Legal challenges to the construction of sections of the Corrib gas pipeline have been settled at the Commercial Court.

The challenges were brought by local residents Peter Sweetman and Monica Muller and An Taisce against An Bord Pleanála's decision in January to grant permission to Shell E&P Ireland for its third proposed route for the pipeline.

They claimed the proposed pipeline crossed several areas of special interest in Co Mayo that were protected by the EU Habitats Directive.

They were also challenging consents for the construction of the sections issued by the former Minister for Energy, Pat Carey, and current Minister for the Environment Phil Hogan.

And An Taisce was challenging a foreshore licence issued by Mr Hogan this year.

All the proceedings have been struck out.
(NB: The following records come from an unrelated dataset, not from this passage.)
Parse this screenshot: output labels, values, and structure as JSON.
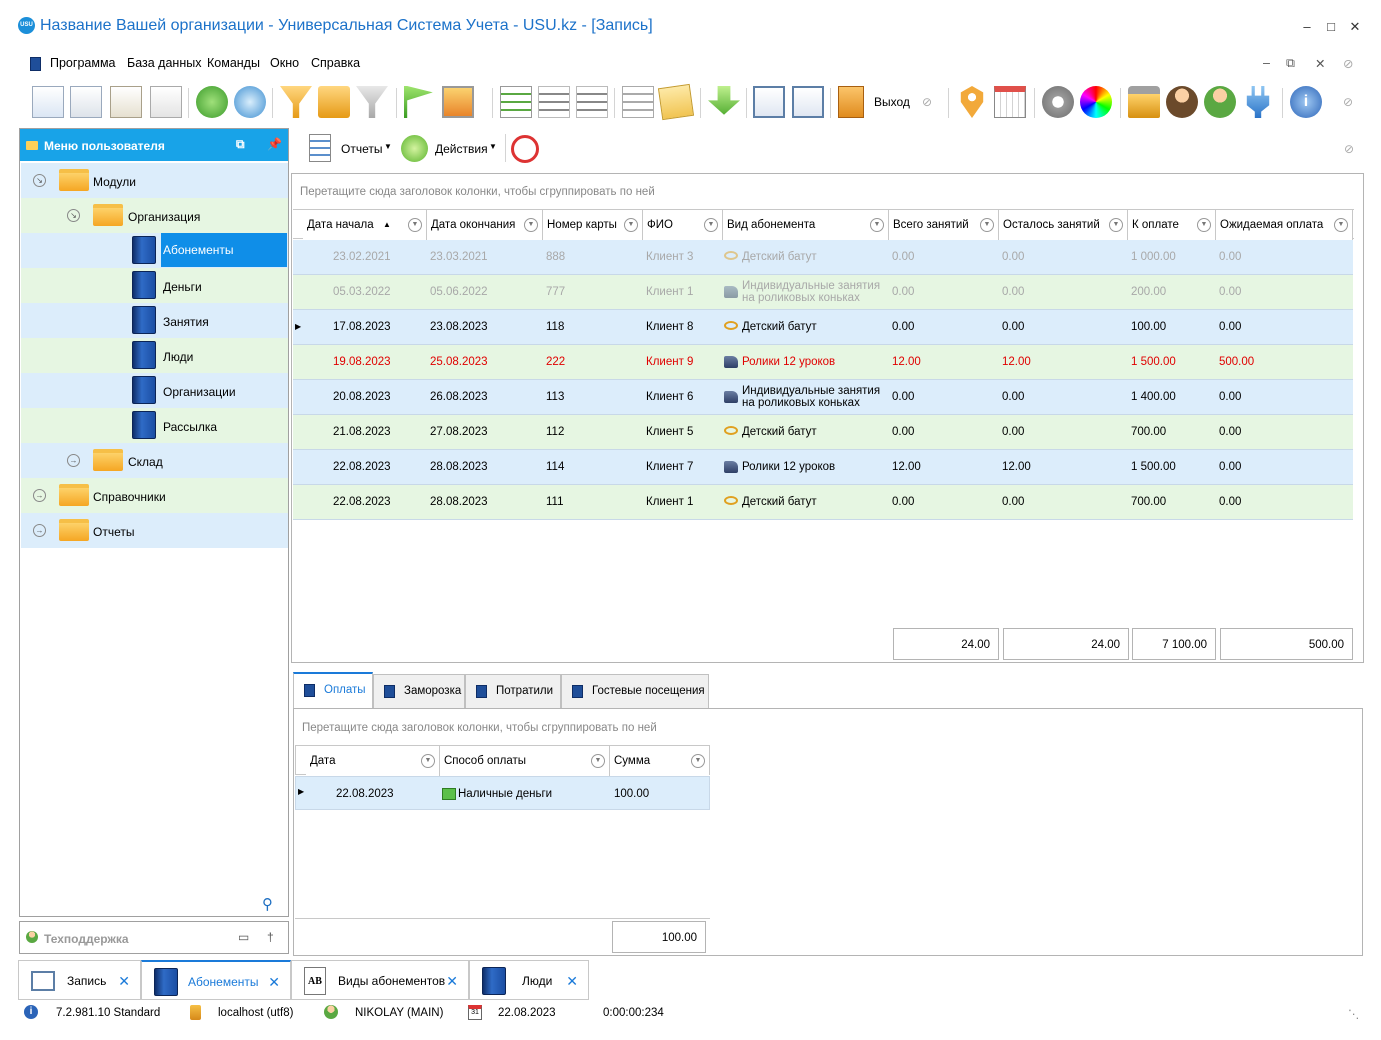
{
  "window": {
    "title": "Название Вашей организации - Универсальная Система Учета - USU.kz - [Запись]",
    "logo": "USU"
  },
  "menu": [
    "Программа",
    "База данных",
    "Команды",
    "Окно",
    "Справка"
  ],
  "toolbar": {
    "exit_label": "Выход"
  },
  "left_panel": {
    "title": "Меню пользователя",
    "tree": {
      "modules": "Модули",
      "organization": "Организация",
      "items": [
        "Абонементы",
        "Деньги",
        "Занятия",
        "Люди",
        "Организации",
        "Рассылка"
      ],
      "warehouse": "Склад",
      "references": "Справочники",
      "reports": "Отчеты"
    },
    "support": "Техподдержка"
  },
  "subtoolbar": {
    "reports": "Отчеты",
    "actions": "Действия"
  },
  "main_grid": {
    "group_hint": "Перетащите сюда заголовок колонки, чтобы сгруппировать по ней",
    "columns": [
      "Дата начала",
      "Дата окончания",
      "Номер карты",
      "ФИО",
      "Вид абонемента",
      "Всего занятий",
      "Осталось занятий",
      "К оплате",
      "Ожидаемая оплата"
    ],
    "rows": [
      {
        "start": "23.02.2021",
        "end": "23.03.2021",
        "card": "888",
        "name": "Клиент 3",
        "type": "Детский батут",
        "total": "0.00",
        "left": "0.00",
        "pay": "1 000.00",
        "expected": "0.00",
        "style": "dim",
        "bg": "b",
        "icon": "trampoline-icon"
      },
      {
        "start": "05.03.2022",
        "end": "05.06.2022",
        "card": "777",
        "name": "Клиент 1",
        "type": "Индивидуальные занятия на роликовых коньках",
        "total": "0.00",
        "left": "0.00",
        "pay": "200.00",
        "expected": "0.00",
        "style": "dim",
        "bg": "g",
        "icon": "roller-skate-icon"
      },
      {
        "start": "17.08.2023",
        "end": "23.08.2023",
        "card": "118",
        "name": "Клиент 8",
        "type": "Детский батут",
        "total": "0.00",
        "left": "0.00",
        "pay": "100.00",
        "expected": "0.00",
        "style": "",
        "bg": "b",
        "icon": "trampoline-icon"
      },
      {
        "start": "19.08.2023",
        "end": "25.08.2023",
        "card": "222",
        "name": "Клиент 9",
        "type": "Ролики 12 уроков",
        "total": "12.00",
        "left": "12.00",
        "pay": "1 500.00",
        "expected": "500.00",
        "style": "red",
        "bg": "g",
        "icon": "roller-skate-icon"
      },
      {
        "start": "20.08.2023",
        "end": "26.08.2023",
        "card": "113",
        "name": "Клиент 6",
        "type": "Индивидуальные занятия на роликовых коньках",
        "total": "0.00",
        "left": "0.00",
        "pay": "1 400.00",
        "expected": "0.00",
        "style": "",
        "bg": "b",
        "icon": "roller-skate-icon"
      },
      {
        "start": "21.08.2023",
        "end": "27.08.2023",
        "card": "112",
        "name": "Клиент 5",
        "type": "Детский батут",
        "total": "0.00",
        "left": "0.00",
        "pay": "700.00",
        "expected": "0.00",
        "style": "",
        "bg": "g",
        "icon": "trampoline-icon"
      },
      {
        "start": "22.08.2023",
        "end": "28.08.2023",
        "card": "114",
        "name": "Клиент 7",
        "type": "Ролики 12 уроков",
        "total": "12.00",
        "left": "12.00",
        "pay": "1 500.00",
        "expected": "0.00",
        "style": "",
        "bg": "b",
        "icon": "roller-skate-icon"
      },
      {
        "start": "22.08.2023",
        "end": "28.08.2023",
        "card": "111",
        "name": "Клиент 1",
        "type": "Детский батут",
        "total": "0.00",
        "left": "0.00",
        "pay": "700.00",
        "expected": "0.00",
        "style": "",
        "bg": "g",
        "icon": "trampoline-icon"
      }
    ],
    "totals": {
      "total": "24.00",
      "left": "24.00",
      "pay": "7 100.00",
      "expected": "500.00"
    }
  },
  "detail_tabs": [
    "Оплаты",
    "Заморозка",
    "Потратили",
    "Гостевые посещения"
  ],
  "detail_grid": {
    "group_hint": "Перетащите сюда заголовок колонки, чтобы сгруппировать по ней",
    "columns": [
      "Дата",
      "Способ оплаты",
      "Сумма"
    ],
    "rows": [
      {
        "date": "22.08.2023",
        "method": "Наличные деньги",
        "sum": "100.00"
      }
    ],
    "total": "100.00"
  },
  "doc_tabs": [
    "Запись",
    "Абонементы",
    "Виды абонементов",
    "Люди"
  ],
  "status": {
    "version": "7.2.981.10 Standard",
    "db": "localhost (utf8)",
    "user": "NIKOLAY (MAIN)",
    "date": "22.08.2023",
    "timer": "0:00:00:234"
  }
}
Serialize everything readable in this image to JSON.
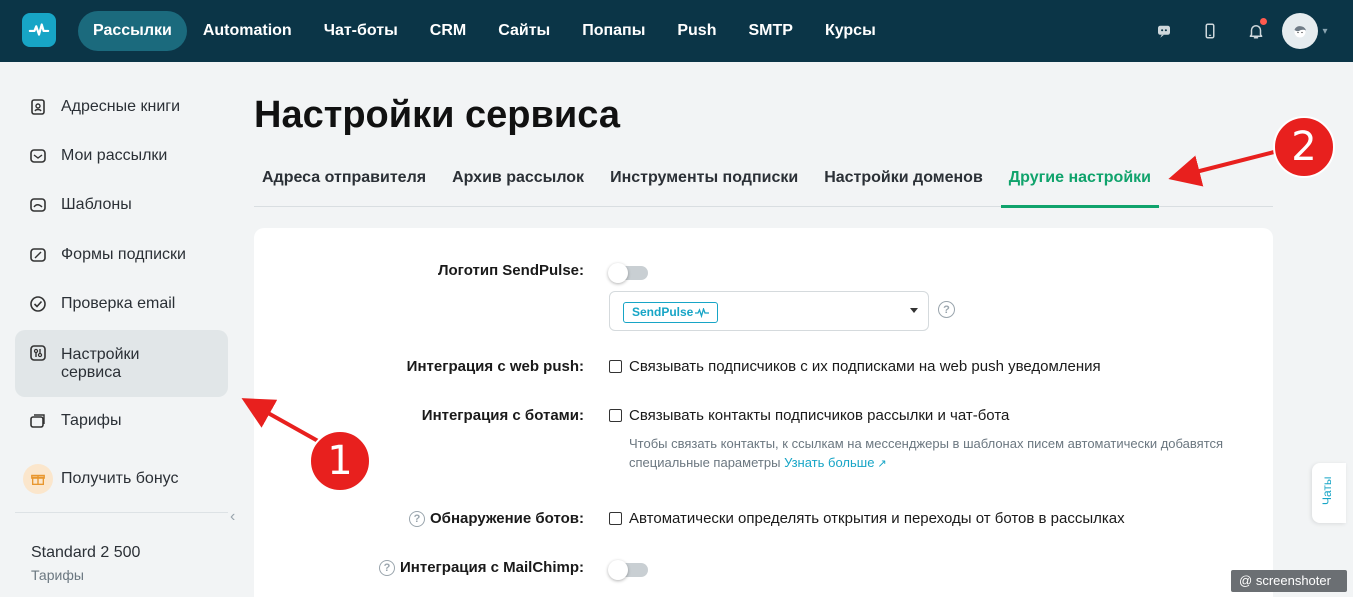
{
  "topnav": {
    "items": [
      "Рассылки",
      "Automation",
      "Чат-боты",
      "CRM",
      "Сайты",
      "Попапы",
      "Push",
      "SMTP",
      "Курсы"
    ],
    "active_index": 0
  },
  "icons": {
    "logo": "pulse-logo-icon",
    "chat": "chat-bot-icon",
    "mobile": "mobile-icon",
    "bell": "bell-icon",
    "avatar": "user-avatar"
  },
  "sidebar": {
    "items": [
      {
        "label": "Адресные книги",
        "icon": "address-book-icon"
      },
      {
        "label": "Мои рассылки",
        "icon": "mailings-icon"
      },
      {
        "label": "Шаблоны",
        "icon": "templates-icon"
      },
      {
        "label": "Формы подписки",
        "icon": "subscription-forms-icon"
      },
      {
        "label": "Проверка email",
        "icon": "email-check-icon"
      },
      {
        "label": "Настройки\nсервиса",
        "icon": "settings-icon"
      },
      {
        "label": "Тарифы",
        "icon": "pricing-icon"
      }
    ],
    "active_index": 5,
    "bonus": "Получить бонус",
    "plan_name": "Standard 2 500",
    "plan_link": "Тарифы"
  },
  "page": {
    "title": "Настройки сервиса",
    "tabs": [
      "Адреса отправителя",
      "Архив рассылок",
      "Инструменты подписки",
      "Настройки доменов",
      "Другие настройки"
    ],
    "active_tab": 4
  },
  "settings": {
    "logo_label": "Логотип SendPulse:",
    "logo_toggle_on": false,
    "logo_select_value": "SendPulse",
    "webpush_label": "Интеграция с web push:",
    "webpush_text": "Связывать подписчиков с их подписками на web push уведомления",
    "webpush_checked": false,
    "bots_label": "Интеграция с ботами:",
    "bots_text": "Связывать контакты подписчиков рассылки и чат-бота",
    "bots_checked": false,
    "bots_hint": "Чтобы связать контакты, к ссылкам на мессенджеры в шаблонах писем автоматически добавятся специальные параметры",
    "bots_hint_link": "Узнать больше",
    "detect_label": "Обнаружение ботов:",
    "detect_text": "Автоматически определять открытия и переходы от ботов в рассылках",
    "detect_checked": false,
    "mailchimp_label": "Интеграция с MailChimp:",
    "mailchimp_toggle_on": false
  },
  "annotations": {
    "one": "1",
    "two": "2"
  },
  "chats_tab": "Чаты",
  "watermark": "screenshoter",
  "colors": {
    "topbar": "#0b3547",
    "accent_green": "#10a36c",
    "accent_teal": "#17a5c6",
    "annotation_red": "#e8201e"
  }
}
As part of the settlement, a statement was read out on behalf of the State.

In the statement, the State acknowledged that An Taisce acted properly in bringing the proceedings.

It said, in view of the concerns of An Taisce and their interest in the full transposition and effective implementation of European environmental law, the State has agreed to establish an Environmental Law Implementation group through which there will be formal engagement by the State with An Taisce.

The State has also agreed to make a contribution to An Taisce's legal costs.

The State also acknowledged that Ireland had failed to transpose properly certain aspects of the Environmental Impact Assessment Directive. It was now intended all of the necessary transposition measures would be taken by the end of 2011.

However, the State maintained that the consents which were the subject of the proceedings were valid and had been granted only after all necessary environmental assessment under Irish and EU law.

In a statement, An Taisce said it maintained its position that the manner in which the Corrib Gas Development Project had been consented to and constructed was a travesty of European environmental law.

It said the State had proposed a settlement to An Taisce. It said at the heart of the settlement was a commitment from the Government to complete outstanding legislative transposition and to engage directly with An Taisce to address compliance with European environmental law.

It said the critical objective for An Taisce was to ensure what happened in the Corrib project could never happen again.

An Taisce said had the cases continued, it believed further litigation to the Supreme Court would have followed and possibly further planning applications. It said the State had settled the case rather than continue to defend it.

It said this was a singular concrete acknowledgement of the group's grievances in respect of the Corrib project, no matter how much the State continued to assert the validity of the consents or justify what they did today.

In a statement read in court, Shell E&P Ireland Limited said it was and always had been its intention to comply in full with all of the conditions applicable to the permissions and consents granted to it, including all environmental management plans.